Research and Analysis by Alan L. Gustman
The Social Security Windfall Elimination and Government Pension Offset Provisions for Public Employees in the Health and Retirement Study
This article examines the Social Security Windfall Elimination Provision and Government Pension Offset. These provisions reduce the Social Security benefits of workers (and the resulting benefits of their spouses) if the prime beneficiary worked in “noncovered” employment (in which Social Security payroll taxes were not paid) and the noncovered job provided a pension, or if the spouse or survivor earned a pension from noncovered work. Using Health and Retirement Study data uniquely suited to the analysis, the authors calculate the household-level average lifetime benefit reductions resulting from these provisions and examine them in the context of lifetime Social Security income, pension income, and total wealth. The analysis also isolates the effects of pensions from noncovered employment on benefit adjustments and wealth.
How Did the Recession of 2007–2009 Affect the Wealth and Retirement of the Near Retirement Age Population in the Health and Retirement Study?
This article uses household wealth and labor market data from the Health and Retirement Study (HRS) to investigate how the recent "Great Recession" has affected the wealth and retirement of the Early Boomer cohort, those in the population who were just approaching retirement age at the beginning of the recession. The retirement wealth of people aged 53–58 before the onset of the recession in 2006 declined by a relatively modest 2.8 percent by 2010. For members of older cohorts, wealth had increased by about 5 percent over a comparable age span. The wealth holdings of poorer households were least affected by the recession. Relative losses were greatest for those who initially had the highest wealth when the recession began. The retirement behavior of the Early Boomer cohort looks similar, at least to date, to the behavior observed for members of older cohorts at comparable ages.
The Growth in Social Security Benefits Among the Retirement-Age Population from Increases in the Cap on Covered Earnings
This article investigates how raising the maximum level of earnings subject to the Social Security payroll tax leads to the "leakage" of portions of the additional revenue into higher benefit payments. Using data from the Health and Retirement Study, the authors simulate the effects of changes in maximum taxable earnings for cohorts approaching retirement age over a 24-year period. They find, roughly, that almost half of the additional tax revenue from having raised the maximum earnings subject to the payroll tax has leaked into higher benefits.
The Office of Retirement and Disability Policy at the Social Security Administration created the Retirement Research Consortium in 1998 to encourage research on topics related to Social Security and the well-being of older Americans, and to foster communication between the academic and policy communities. The Michigan Retirement Research Center (MRRC) has participated in the Consortium since its inception. This article surveys a selection of the MRRC's output over its first 10 years and highlights several themes in the Center's ongoing research.
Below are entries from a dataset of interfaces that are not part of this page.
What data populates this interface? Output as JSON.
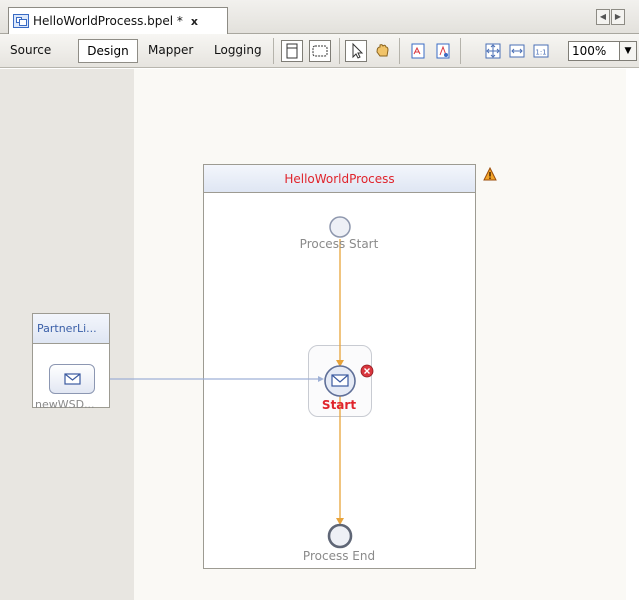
{
  "editor_tab": {
    "title": "HelloWorldProcess.bpel *",
    "close": "x",
    "nav_left": "◀",
    "nav_right": "▶"
  },
  "toolbar": {
    "views": [
      "Source",
      "Design",
      "Mapper",
      "Logging"
    ],
    "active_view": "Design",
    "zoom": "100%",
    "zoom_arrow": "▼"
  },
  "diagram": {
    "process_title": "HelloWorldProcess",
    "start_node_label": "Process Start",
    "receive_label": "Start",
    "end_node_label": "Process End",
    "partner_link_title": "PartnerLi...",
    "partner_port_label": "newWSD..."
  },
  "colors": {
    "flow_line": "#e8a33a",
    "link_line": "#9fb1d6",
    "error_badge": "#d9363e",
    "process_title": "#e0242c",
    "partner_title": "#3a5fa8"
  },
  "icons": {
    "tab": "bpel-file-icon",
    "warning": "warning-icon",
    "error": "error-badge-icon",
    "message": "envelope-icon"
  }
}
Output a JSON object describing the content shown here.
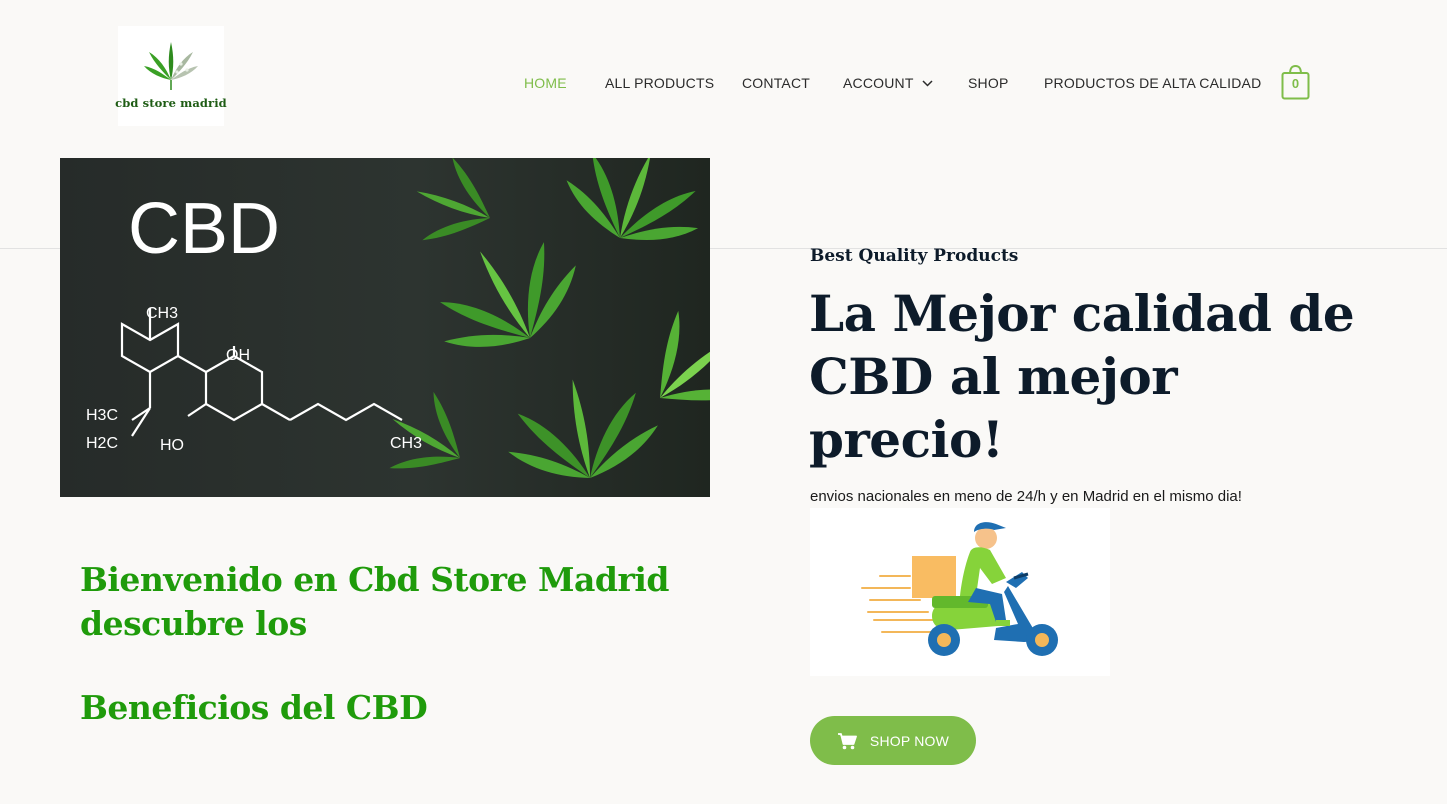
{
  "header": {
    "logo_text": "cbd store madrid",
    "nav": [
      {
        "label": "HOME",
        "active": true
      },
      {
        "label": "ALL PRODUCTS"
      },
      {
        "label": "CONTACT"
      },
      {
        "label": "ACCOUNT",
        "has_dropdown": true
      },
      {
        "label": "SHOP"
      },
      {
        "label": "PRODUCTOS DE ALTA CALIDAD"
      }
    ],
    "cart_count": "0"
  },
  "hero_image": {
    "title_text": "CBD",
    "molecule_labels": [
      "CH3",
      "OH",
      "HO",
      "H3C",
      "H2C",
      "CH3"
    ]
  },
  "welcome": {
    "line1": "Bienvenido en Cbd Store Madrid",
    "line2": "descubre los",
    "benefits": "Beneficios del CBD"
  },
  "promo": {
    "eyebrow": "Best Quality Products",
    "headline": "La Mejor calidad de CBD al mejor precio!",
    "subtext": "envios nacionales en meno de 24/h y en Madrid en el mismo dia!",
    "button_label": "SHOP NOW",
    "button_icon": "cart-icon"
  },
  "colors": {
    "accent": "#7fbd4a",
    "heading_green": "#1f9b0b",
    "navy": "#0d1b2a",
    "background": "#faf9f7"
  }
}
This article analyzes the relationship between retirement and wealth. Using data from the first four waves of the longitudinal Health and Retirement Study—a cohort of individuals born from 1931 to 1941—we estimate reduced-form retirement and wealth equations. Our results show that those who retire earlier do not necessarily save more and that even if one's primary interest is in the relationship between Social Security policy and the decision to retire, it is important to incorporate saving behavior and other key decisions into the analysis.
This study examines retirement outcomes in the first four waves of the 1992–1998 Health and Retirement Study (HRS). The article compares outcomes under alternative definitions of retirement, describes differences in outcomes among demographic groups, compares retirement dynamics based on self-reported retirement status, and compares retirement flows in the 1990s and the 1970s and between cohorts of the HRS. Among other findings, measured retirement is seen to differ, sometimes substantially, with the definition of retirement used among the various groups analyzed.